Over time the policy has been subject to many revisions including a constant enlargement in territorial terms, changes in specific rules concerning tax incentives, and changes in the transitory regime when the policy is expected to be phased out. Just recently the original deadline of 2017 for when the incentives had to be phased out, which was established upon Poland’s joining the EU, was extended to 2026. For example, the initial idea of keeping the zones strictly concentrated to the very localised and originally designated areas was rejected in 1997, mainly for political reasons (KPMG 2009, Gwosdz et al., 2008).
Subsequently, local governors, including zone administrators and also, in some cases, indirectly the foreign investors themselves, have been able to bargain for the policy to be applicable to areas adjacent to the original zones, thus over time the zones have become mobile. In other words, a supply-side policy, in terms of locations offered to potential investors with special incentives, developed into a policy that became dominated more by a set of demand-side processes, and the geographical delineation of the SEZs became fuzzy.

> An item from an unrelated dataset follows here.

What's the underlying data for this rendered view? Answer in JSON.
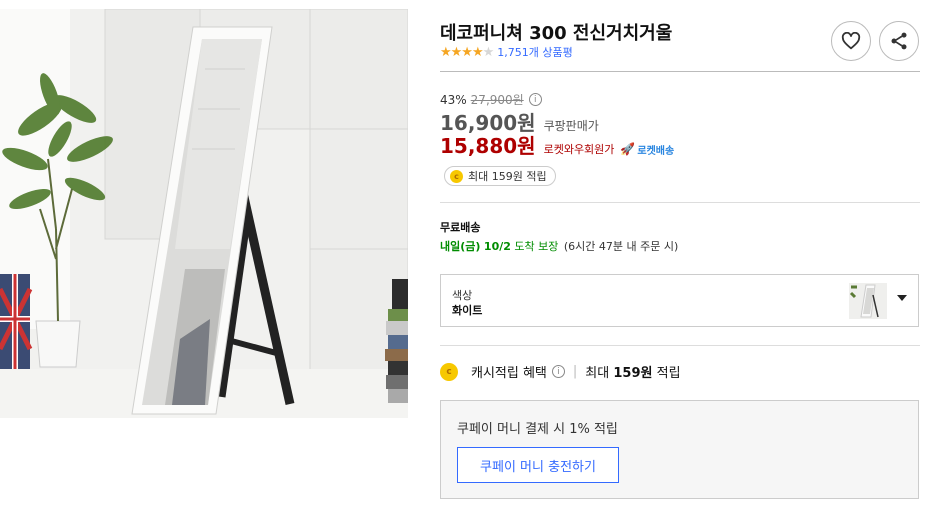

What was originally seen as a redundant supply of industrial land for development changed into a de facto demand for incentives to develop land (and sometimes now inclusive of existing state-owned enterprises) that was otherwise under threat of becoming redundant.
Finally, with Poland’s accession to the EU in 2004 many of the same regions became eligible for EU Structural Funds. The issue is whether SEZ policies and Structural Fund policies will lead to stand-alone development once the policy and public support scheme are phased out. Jensen and Winiarczyk (2014) document how the zones policy has been moderately successful in some of its development objectives such as new business formation and attraction of FDI.
PE 536.320 103 EU Industrial Policy: Assessment of Recent Developments and Recommendations for Future Policies
REFERENCES Bakke, E., & Sitter, N. (2005). Patterns of Stability, Party Competition and Strategy in Central Europe since 1989. Party Politics, 11(2), 243-263.
Baltowski, M., & Mickiewicz, T. (2000). Privatisation in Poland: Ten Years After. PostCommunist Economies, 12(4), 425-443.
Czarzasty, Jan and Dominik Owczarek (2012): The Economic Crisis and Social Dialogue in Poland, Centre for Economic Development, Warsaw.
EC (2013): State Aid Scoreboard 2013, DG Competition, The European Commission, Brussels, accessed on 16 October 2014, http://ec.europa.eu/competition/ state_aid/scoreboard/non_crisis_en.html.